For one day only on 3rd February 2015, the British Library, Lincoln Cathedral and Salisbury Cathedral are inviting 1,215 people to come and experience the four Magna Carta manuscripts side by side as part of a special event at the British Library.
Winners of the ballot will be given a once-in-a-lifetime chance to view the four 800 year old manuscripts, and will also be given a special introduction to the history and legacy of the Magna Carta from historian and TV presenter Dan Jones.
The ballot to win tickets to attend is available at www.bl.uk/magna-carta. It is free to enter and will remain open until 31 Oct, after which the winners will be selected at random.
This unification event will kick-start a year of celebrations happening across the UK and the world to mark the 800th anniversary of the granting of the Magna Carta.
Following the event, the four Magna Carta manuscripts will be separated for display in their home institutions as part of major anniversary exhibitions in 2015: the British Library will host ‘Magna Carta: Law, Liberty, Legacy’ from 13 March-1 September, Salisbury Cathedral will open their new permanent exhibition ‘Magna Carta – The Power of Words’ from February, and Lincoln Cathedral’s Magna Carta will take pride of place in a new Magna Carta Vault at Lincoln Castle opening on 1 April.
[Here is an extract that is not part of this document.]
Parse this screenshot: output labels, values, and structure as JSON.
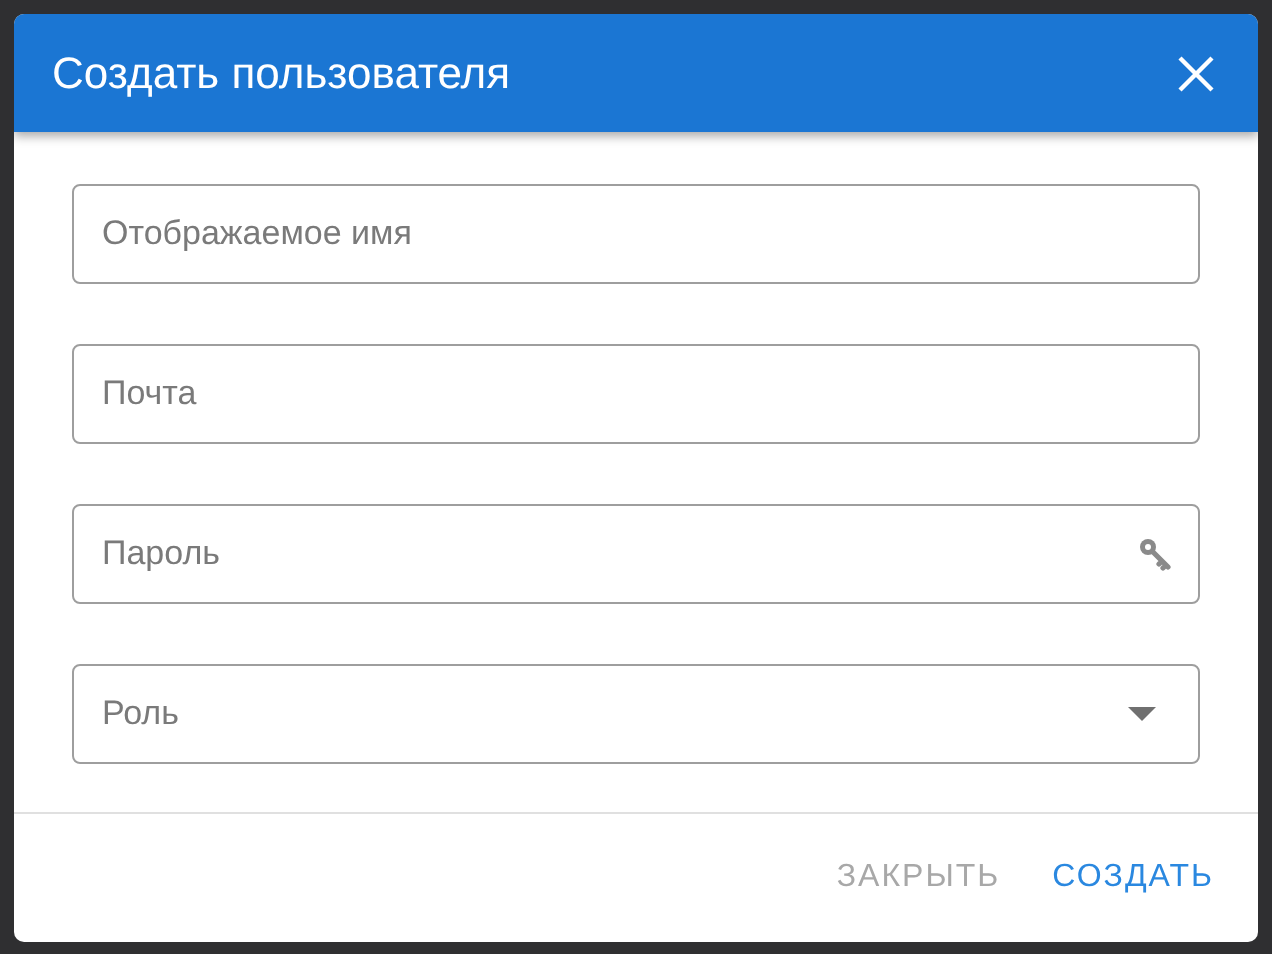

Send abstracts and brief CVs by December 1, 2014 to email@example.com. Inquiries may be directed to Professors Olivia Holmes (firstname.lastname@example.org) or Paul Schleuse (email@example.com).
Supported by grants from the Material and Visual Worlds Transdisiplinary Area of Excellence of Binghamton University and the SUNY Conversations in the Disciplines program for “Intercampus Scholarly Conferences.”
Treat yourself to medieval manuscripts…early editions of major authors…fascinating modern manuscripts… and gems from the University’s Archives. Hold in your hands the smallest book in our library and turn the pages of its oldest! Learn how accessible these amazing resources are and how they can elevate and inspire your Binghamton University experience. Join us Friday, October 17 from 2-3 pm or 3-4 pm as we explore what’s so “special” about Special Collections! You can find us on the 2nd floor of Bartle Library or look for the signs!